- Jeremiah Tucker, Sauk Prairie Eagle, July 1, 2009 http://www.wiscnews.com/
B.J. Chrisler, a 2007 graduate of Sauk Prairie High School, recently was elected Future Farmers of America president of Wisconsin. Chrisler shared some of his thoughts about the future of agriculture with the Eagle through e-mail.
Q: How do you think the future of agriculture will be different than it is today?
A: Biotechnology and specialization will become the forefront of modern agriculture. Each year, agriculture loses countless acres of farmland to eminent domain, housing projects and commercial facilities. In order to meet the demands of the world we need to first answer the question of food or fuel. Should agricultural crops traditionally used for food production be utilized for fuel? Can we meet the demand? Biotechnology, genetically modified organisms, and conservation tillage methods will allow us to meet these demands, while still conserving our natural resources.
Q: Do you think agriculture will move away from large, monoculture farms to small farms with more diverse crops and livestock?
A: Specialized farms, whether large or small, are most likely going to be the future of production agriculture. With today’s demand of products, small diverse farms cannot meet the production requirements. Overall, it makes more sense for people to specialize and master certain components of production agriculture. From beef production to dairy production to crop production, specialization allows farmers to increase production through focusing on the specific growth requirements.

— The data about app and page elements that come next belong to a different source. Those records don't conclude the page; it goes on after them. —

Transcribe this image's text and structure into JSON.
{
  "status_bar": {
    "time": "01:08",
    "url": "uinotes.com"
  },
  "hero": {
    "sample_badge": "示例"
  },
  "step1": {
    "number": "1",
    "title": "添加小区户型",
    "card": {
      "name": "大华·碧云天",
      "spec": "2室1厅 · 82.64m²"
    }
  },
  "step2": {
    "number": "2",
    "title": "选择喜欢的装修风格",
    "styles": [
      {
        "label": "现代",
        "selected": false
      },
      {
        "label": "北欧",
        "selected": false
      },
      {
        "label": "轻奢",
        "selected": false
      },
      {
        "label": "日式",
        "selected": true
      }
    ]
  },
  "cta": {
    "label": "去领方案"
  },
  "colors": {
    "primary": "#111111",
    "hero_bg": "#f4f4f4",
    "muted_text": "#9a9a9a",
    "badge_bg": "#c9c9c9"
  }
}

Q: If you could make one request of President Barack Obama for the future of Wisconsin’s agricultural industry, what would it be?
A: Think as a realist. Today Wisconsin agriculture and agriculture as a whole has to defend the right to farm, harvest natural resources, and manufacture the consumer-demanded supplies. It is a shame that today’s population has become so disconnected from the very industry that keeps our nation alive. I hope President Obama understands that without agriculture he would simply be naked and hungry.
More at http://www.wiscnews.com/spe/news/456888
True Blue GM Rose
- Simon Grose, TCE Today, June 30, 2009 http://www.tcetoday.com
It's not royal blue or even sky blue, but blue enough to lay claim to the title of the world’s first blue rose.
Australia’s Gene Technology Regulator has granted a licence to Florigene for commercial release of a genetically modified Hybrid Tea rose which expresses genes for the colour blue.
Naturally occuring roses lack enzymes responsible for the production of the blue pigment delphinidin. The new rose line contains the Flavonoid 3’5’-hydroxylase gene from Viola tricolour and the Anthocyanin 5-acyltransferase gene from Torenia x hybrida, expressed in the epidermal layer of flower petals to cause production of delphinidin pigments.
The GM rose also contains a marker gene for resistance to aminoglycoside antibiotics related to kanamycin and neomycin. The GM line is a periclinal chimera so its pollen does not contain the introduced genes.
Regulatory sequences from Cauliflower mosaic virus, Tobacco mosaic virus and Agrobacterium tumefaciens have also been inserted to control expression of the introduced genes.
“Although all of these sequences are derived from plant pathogens, the regulatory sequences comprise only a small part of the pathogen’s total genome, and are not in themselves capable of causing disease,” the regulator’s decision said. It concluded that the new rose poses negligible health and environmental risks.
“Nonetheless, general licence conditions have been imposed to ensure that there is ongoing oversight of the release,” the decision said. “These conditions relate to ongoing licence holder suitability, auditing and monitoring, and reporting requirements which include an obligation to report any unintended effects.”
Six years after it was founded in Melbourne in 1986, Florigene gained patents over use of a petunia gene which imparts blue flower colour. In 1994 it successfully implanted the gene into carnations to create a GM range which has been commercially available worldwide for some years. In 2003 the company was acquired by the Suntory group of companies but its research is still conducted in Melbourne.